He had earlier Sunday tried to cling to power by offering his own, last-ditch power-sharing agreement to several former allies including Bennett.
He warned Israel would otherwise be ruled by a dangerous “left-wing” alliance.
Lapid has until Wednesday 11:59 pm local time (2059 GMT) to build a coalition of at least 61 deputies, a majority in the 120-seat Knesset.
A Lapid government would also include the centrist Blue and White party of Netanyahu’s rival Benny Gantz and the hawkish New Hope party of his former ally Gideon Saar.
Avigdor Lieberman’s pro-settlement Yisrael Beitenu party as well as historically powerful Labour and the dovish Meretz party would also join.
The shaky arrangement would need the backing of some Arab-Israeli lawmakers of Palestinian descent in order to pass a confirmation vote in parliament.
The intense talks follow weeks of escalating tensions between Israel and the Palestinians, including a deadly 11-day exchange of rocket fire from Gaza and devastating Israeli airstrikes.

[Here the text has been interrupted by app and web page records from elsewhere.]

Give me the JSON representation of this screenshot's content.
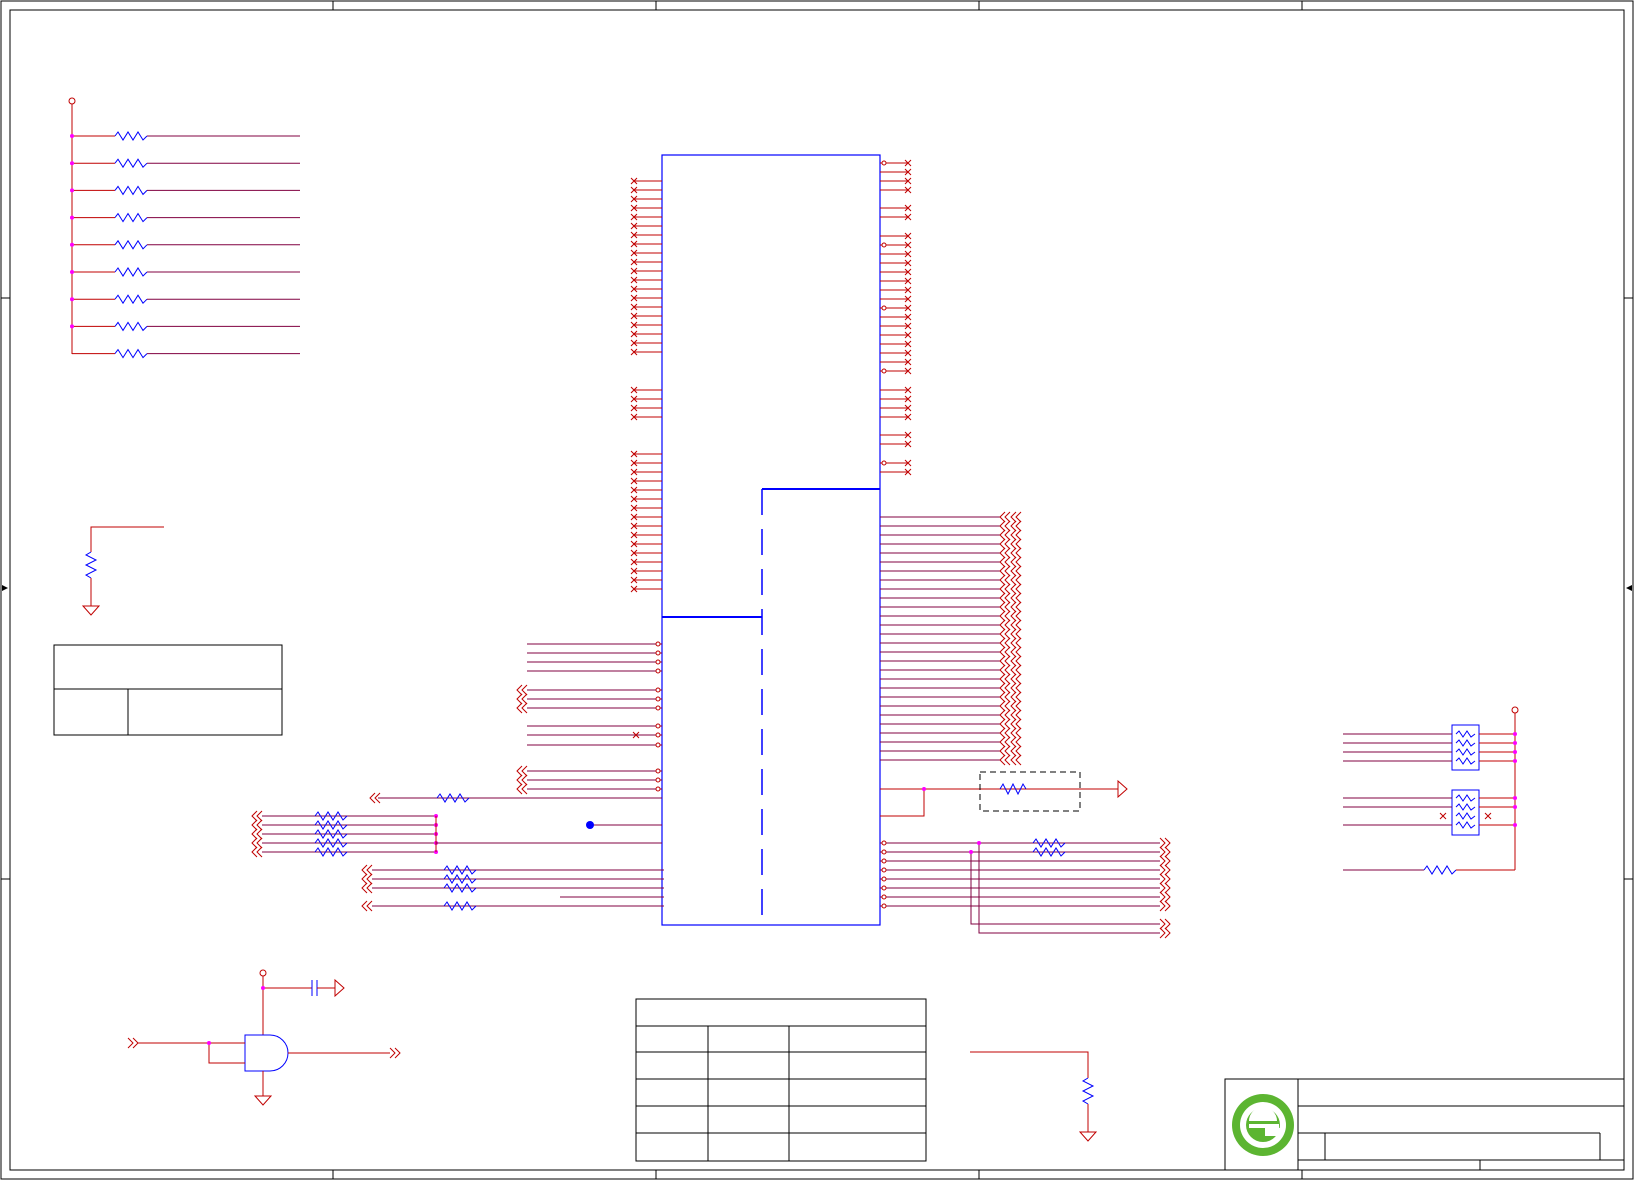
{
  "sheet": {
    "frame_color": "#000000",
    "wire_color": "#c00000",
    "net_color": "#800040",
    "part_color": "#0000ff",
    "junction_color": "#ff00ff",
    "title_block": {
      "logo_icon": "green-e-logo-icon",
      "logo_colors": [
        "#5cb531",
        "#ffffff"
      ],
      "title": "",
      "sheet_number": ""
    }
  }
}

The war with Hamas that ended with a 21 May truce, as well as violence in the occupied West Bank and in mixed Jewish-Arab towns in Israel, initially appeared to leave Netanyahu more likely to hold onto power.
But political scientist Gayil Talshir at Hebrew University told AFP on Sunday that Israel was now “closer than ever” to a coalition of change, adding: “Netanyahu is in a desperate position”.
Netanyahu’s Likud party won 30 seats in the March elections but failed to form a governing coalition after his far-right partners refused to sit with Arab factions or receive their support.
Lapid, whose party won 17 seats, was then given four weeks to form a government.
Netanyahu had previously pushed for yet another election—Israel’s fifth in a little more than two years.
On Sunday Netanyahu offered his own proposal of a rotation agreement with Bennett and Saar. But Saar on Twitter said he remained committed to “replacing the Netanyahu regime”.
Netanyahu in a video then called on Saar and Bennett to “come now, immediately” to meet him and join a three-way rotation government, warning they were “in crucial moment for the security, character and future of the state of Israel”.
Lapid’s “change” coalition also still faced several obstacles.
Some right-wing lawmakers object to a partnership with politicians from Israel’s Arab minority, around a fifth of the population.
The recent Gaza conflict sparked inter-communal clashes between Jewish and Arab Israelis in mixed cities.
Arab politicians have also been divided about joining a government headed by Bennett, who supports expanding Israeli settlements in the occupied West Bank, where Palestinians hope to create a state.
Even with support from an Arab party, a new coalition in Israel is unlikely to reverse years of Israeli settlement construction or bring peace any time soon with Hamas in Gaza.
If the anti-Netanyahu camp does not manage to form a government on time, a majority of 61 lawmakers could vote to ask the president to name a new premier.
Another scenario would see the country return, yet again, to the polls.